The Japanese Land War was a conflict fought between the Clam tribe and an alliance of Japanese cities between 315 and 318.
Reasons for War
The Clam tribe had incited the war. They split off of the Hill tribe in China in 273, searching for a home where they could be more aggressive. In 315 they landed in Japan and attacked.
The Japanese position is obvious-they were defending their homeland. What is interesting is that in 300 BCE, the Sican tribes bonded together to resist Carthaginian invasion. Here, the Japanese bonded together to resist Sican invasion.
Beginning of the War
The Clam tribe landed on the west coast of Japan, towards the center. By the beginning of 316, their armies captured cities in central Japan and were moving on cities around modern-day Tokyo. Japanese troops in the south attempted to gain a corridor in the middle, but the Clam defenses-at least then-were too powerful.

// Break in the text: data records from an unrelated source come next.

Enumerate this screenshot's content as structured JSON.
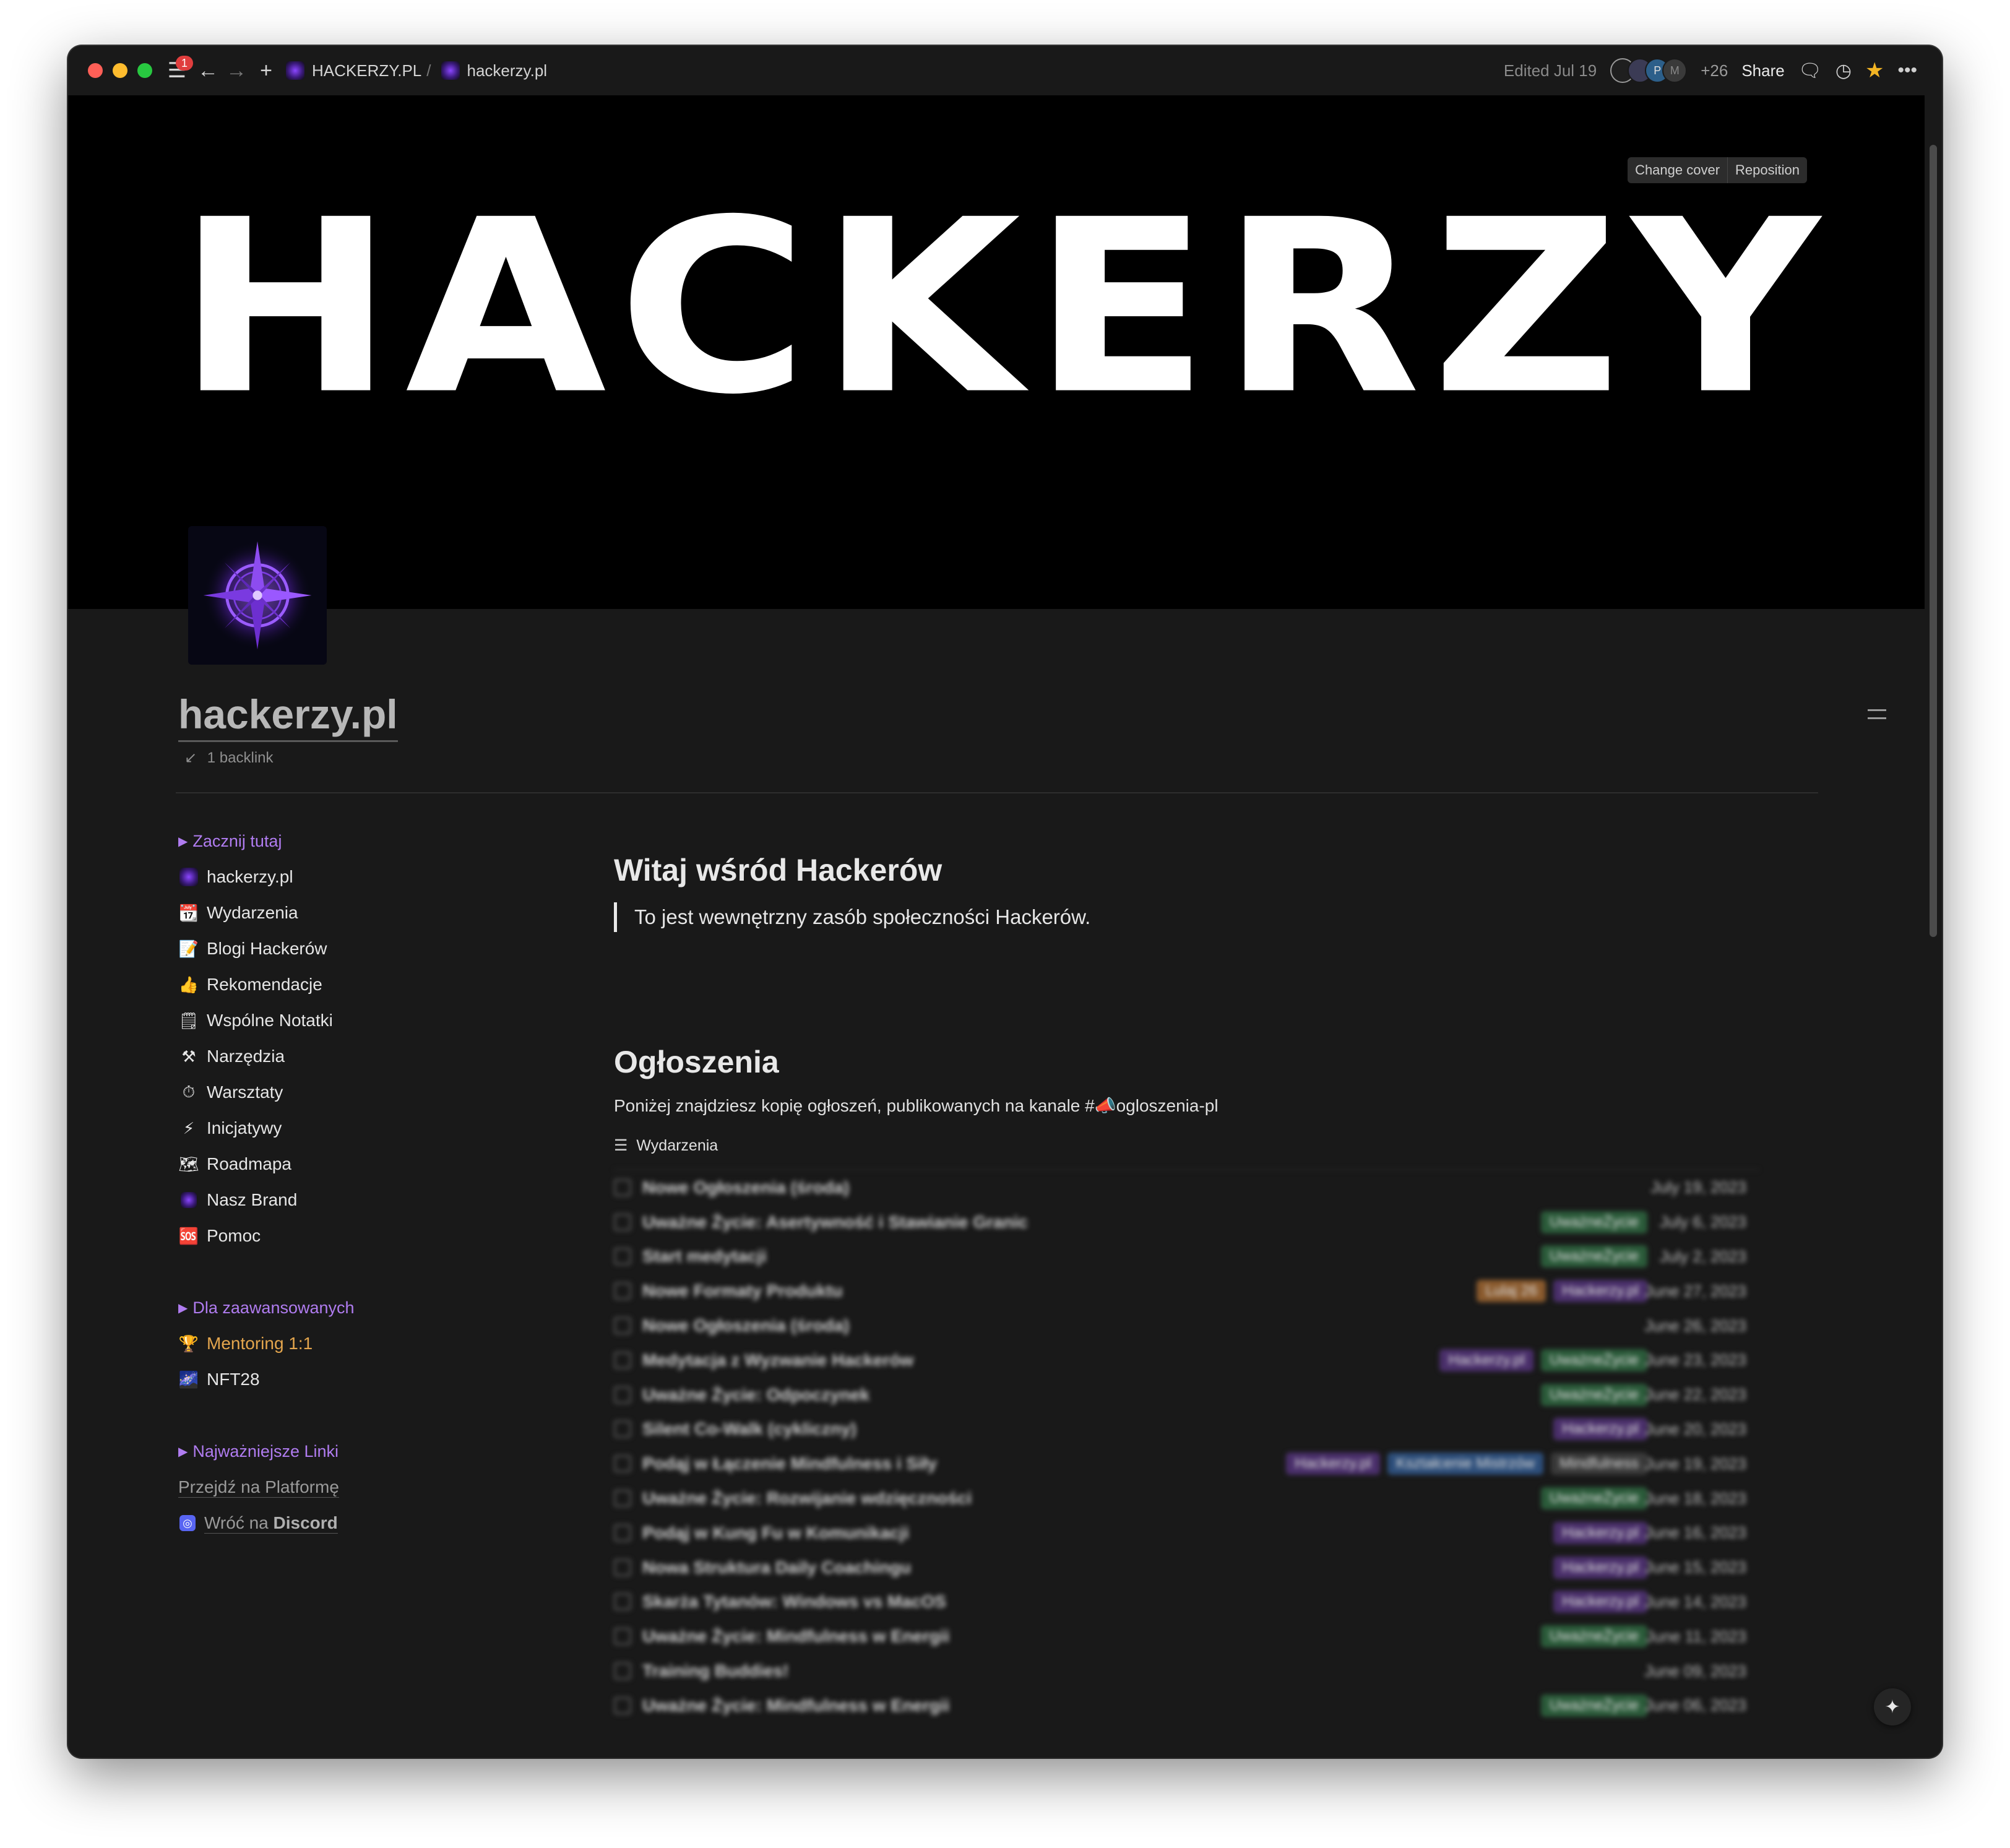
{
  "titlebar": {
    "notification_count": "1",
    "breadcrumb_root": "HACKERZY.PL",
    "breadcrumb_sep": "/",
    "breadcrumb_page": "hackerzy.pl",
    "edited": "Edited Jul 19",
    "avatars": [
      "",
      "",
      "P",
      "M"
    ],
    "more_count": "+26",
    "share": "Share"
  },
  "cover": {
    "text": "HACKERZY",
    "change_cover": "Change cover",
    "reposition": "Reposition"
  },
  "page": {
    "title": "hackerzy.pl",
    "backlink": "1 backlink"
  },
  "sidebar": {
    "section1": "Zacznij tutaj",
    "items": [
      {
        "icon": "logo",
        "label": "hackerzy.pl"
      },
      {
        "icon": "📆",
        "label": "Wydarzenia"
      },
      {
        "icon": "📝",
        "label": "Blogi Hackerów"
      },
      {
        "icon": "👍",
        "label": "Rekomendacje"
      },
      {
        "icon": "🗒",
        "label": "Wspólne Notatki"
      },
      {
        "icon": "⚒",
        "label": "Narzędzia"
      },
      {
        "icon": "⏱",
        "label": "Warsztaty"
      },
      {
        "icon": "⚡",
        "label": "Inicjatywy"
      },
      {
        "icon": "🗺",
        "label": "Roadmapa"
      },
      {
        "icon": "logo",
        "label": "Nasz Brand"
      },
      {
        "icon": "🆘",
        "label": "Pomoc"
      }
    ],
    "section2": "Dla zaawansowanych",
    "advanced": [
      {
        "icon": "🏆",
        "label": "Mentoring 1:1"
      },
      {
        "icon": "🌌",
        "label": "NFT28"
      }
    ],
    "section3": "Najważniejsze Linki",
    "links": {
      "platform": "Przejdź na Platformę",
      "discord_prefix": "Wróć na",
      "discord_strong": "Discord"
    }
  },
  "content": {
    "welcome_heading": "Witaj wśród Hackerów",
    "welcome_quote": "To jest wewnętrzny zasób społeczności Hackerów.",
    "announcements_heading": "Ogłoszenia",
    "announcements_text": "Poniżej znajdziesz kopię ogłoszeń, publikowanych na kanale #📣ogloszenia-pl",
    "database_title": "Wydarzenia"
  },
  "rows": [
    {
      "name": "Nowe Ogłoszenia (środa)",
      "tags": [],
      "date": "July 19, 2023"
    },
    {
      "name": "Uważne Życie: Asertywność i Stawianie Granic",
      "tags": [
        {
          "t": "UważneŻycie",
          "c": "green"
        }
      ],
      "date": "July 6, 2023"
    },
    {
      "name": "Start medytacji",
      "tags": [
        {
          "t": "UważneŻycie",
          "c": "green"
        }
      ],
      "date": "July 2, 2023"
    },
    {
      "name": "Nowe Formaty Produktu",
      "tags": [
        {
          "t": "Lulaj 26",
          "c": "orange"
        },
        {
          "t": "Hackerzy.pl",
          "c": "purple"
        }
      ],
      "date": "June 27, 2023"
    },
    {
      "name": "Nowe Ogłoszenia (środa)",
      "tags": [],
      "date": "June 26, 2023"
    },
    {
      "name": "Medytacja z Wyzwanie Hackerów",
      "tags": [
        {
          "t": "Hackerzy.pl",
          "c": "purple"
        },
        {
          "t": "UważneŻycie",
          "c": "green"
        }
      ],
      "date": "June 23, 2023"
    },
    {
      "name": "Uważne Życie: Odpoczynek",
      "tags": [
        {
          "t": "UważneŻycie",
          "c": "green"
        }
      ],
      "date": "June 22, 2023"
    },
    {
      "name": "Silent Co-Walk (cykliczny)",
      "tags": [
        {
          "t": "Hackerzy.pl",
          "c": "purple"
        }
      ],
      "date": "June 20, 2023"
    },
    {
      "name": "Podąj w Łączenie Mindfulness i Siły",
      "tags": [
        {
          "t": "Hackerzy.pl",
          "c": "purple"
        },
        {
          "t": "Kształcenie Mistrzów",
          "c": "blue"
        },
        {
          "t": "Mindfulness",
          "c": "gray"
        }
      ],
      "date": "June 19, 2023"
    },
    {
      "name": "Uważne Życie: Rozwijanie wdzięczności",
      "tags": [
        {
          "t": "UważneŻycie",
          "c": "green"
        }
      ],
      "date": "June 18, 2023"
    },
    {
      "name": "Podąj w Kung Fu w Komunikacji",
      "tags": [
        {
          "t": "Hackerzy.pl",
          "c": "purple"
        }
      ],
      "date": "June 16, 2023"
    },
    {
      "name": "Nowa Struktura Daily Coachingu",
      "tags": [
        {
          "t": "Hackerzy.pl",
          "c": "purple"
        }
      ],
      "date": "June 15, 2023"
    },
    {
      "name": "Skarża Tytanów: Windows vs MacOS",
      "tags": [
        {
          "t": "Hackerzy.pl",
          "c": "purple"
        }
      ],
      "date": "June 14, 2023"
    },
    {
      "name": "Uważne Życie: Mindfulness w Energii",
      "tags": [
        {
          "t": "UważneŻycie",
          "c": "green"
        }
      ],
      "date": "June 11, 2023"
    },
    {
      "name": "Training Buddies!",
      "tags": [],
      "date": "June 09, 2023"
    },
    {
      "name": "Uważne Życie: Mindfulness w Energii",
      "tags": [
        {
          "t": "UważneŻycie",
          "c": "green"
        }
      ],
      "date": "June 06, 2023"
    }
  ]
}
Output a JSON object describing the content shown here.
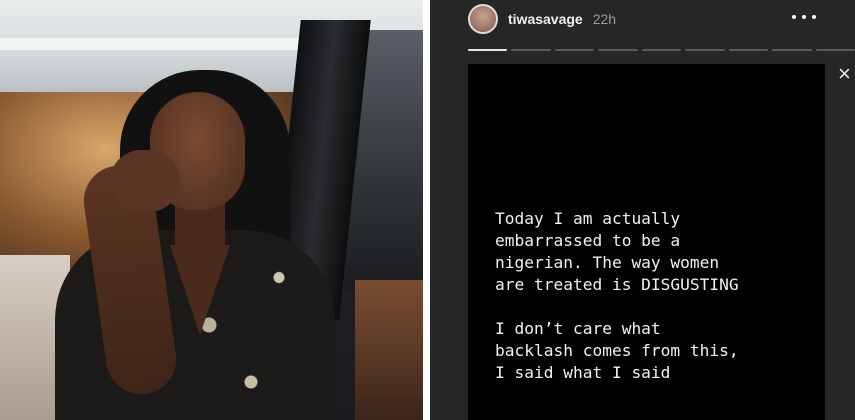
{
  "photo": {
    "alt": "Woman in patterned dress posing in a car doorway"
  },
  "story": {
    "username": "tiwasavage",
    "time": "22h",
    "more_icon": "more-horizontal-icon",
    "close_icon": "close-icon",
    "close_glyph": "×",
    "progress_segments": 9,
    "active_segment": 0,
    "text": "Today I am actually\nembarrassed to be a\nnigerian. The way women\nare treated is DISGUSTING\n\nI don’t care what\nbacklash comes from this,\nI said what I said"
  }
}
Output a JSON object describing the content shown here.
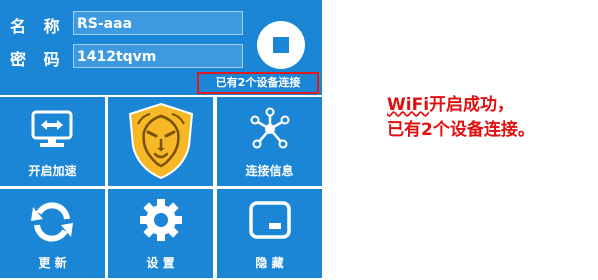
{
  "hotspot": {
    "name_label": "名 称",
    "name_value": "RS-aaa",
    "password_label": "密 码",
    "password_value": "1412tqvm",
    "status_text": "已有2个设备连接"
  },
  "tiles": {
    "accelerate": "开启加速",
    "connection_info": "连接信息",
    "refresh": "更 新",
    "settings": "设 置",
    "hide": "隐 藏"
  },
  "note": {
    "wifi": "WiFi",
    "line1_rest": "开启成功，",
    "line2": "已有2个设备连接。"
  },
  "colors": {
    "panel_blue": "#1b86d6",
    "alert_red": "#e01b1b",
    "shield_gold": "#f6b826"
  },
  "icons": {
    "accelerate": "monitor-arrows-icon",
    "logo": "lion-shield-icon",
    "connection_info": "network-nodes-icon",
    "refresh": "refresh-icon",
    "settings": "gear-icon",
    "hide": "hide-window-icon",
    "stop": "stop-icon"
  }
}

By the Spring of 316, the Clams launched an attack on the cities around modern-day Tokyo. The northeastern cities of Japan declared war on the Clams then, and the Clam effort went downhill from then on.
By November of 316, the Clams controlled all of the cities around modern-day Tokyo, but not for long...
The Japanese Military Wave
In December, 316, the Japanese armies organized a military strategy, in which they would constantly launch waves of thousands of soldiers at the Clams, pushing them back further and further each time.
It worked. By April, 317, the Clams were out of the cities near Tokyo. By October, 317, they were out of central Japan. In February, 318, the last Clam encampments were conquered or burnt by the Japanese, and the Clams were forced to leave Japan.
When the Clams left Japan, they continued to sail east. They navigated their way to the Channel Islands in 333. There, they established the Union of Clam Casares.
Also, the Japanese united to form Gioapania in 324, but the unstable kingdom only lasted until 349.